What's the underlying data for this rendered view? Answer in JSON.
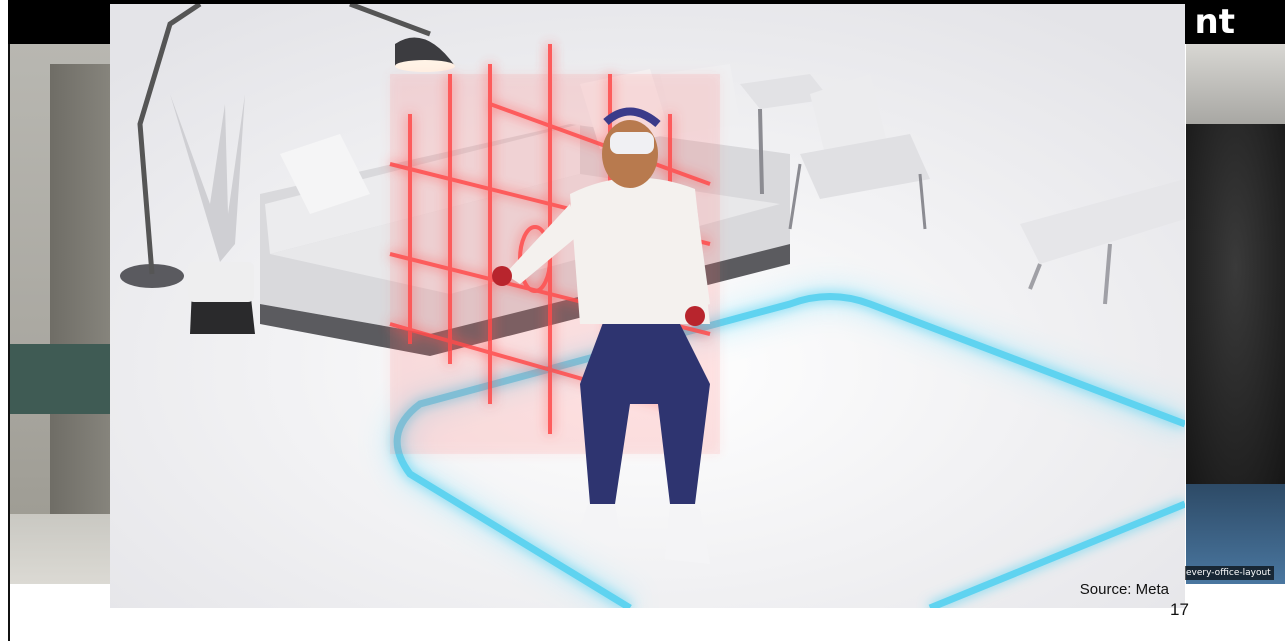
{
  "slide": {
    "title_fragment": "nt",
    "page_number": "17"
  },
  "main_image": {
    "subject": "Person wearing a VR headset inside a glowing guardian boundary with a virtual red grid wall near a sofa",
    "source": "Source: Meta"
  },
  "right_image": {
    "caption": "every-office-layout"
  },
  "colors": {
    "title_bar": "#000000",
    "boundary_glow": "#5fd3f0",
    "grid_wall": "#ff3b3b",
    "floor": "#f1f1f3",
    "furniture": "#e9e9eb"
  }
}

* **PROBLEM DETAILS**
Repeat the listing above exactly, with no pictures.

* **OUTPUT FOR THIS EXERCISE**
What's the underlying data for this rendered view? Answer in JSON.
{
  "slide": {
    "title_fragment": "nt",
    "page_number": "17"
  },
  "main_image": {
    "subject": "Person wearing a VR headset inside a glowing guardian boundary with a virtual red grid wall near a sofa",
    "source": "Source: Meta"
  },
  "right_image": {
    "caption": "every-office-layout"
  },
  "colors": {
    "title_bar": "#000000",
    "boundary_glow": "#5fd3f0",
    "grid_wall": "#ff3b3b",
    "floor": "#f1f1f3",
    "furniture": "#e9e9eb"
  }
}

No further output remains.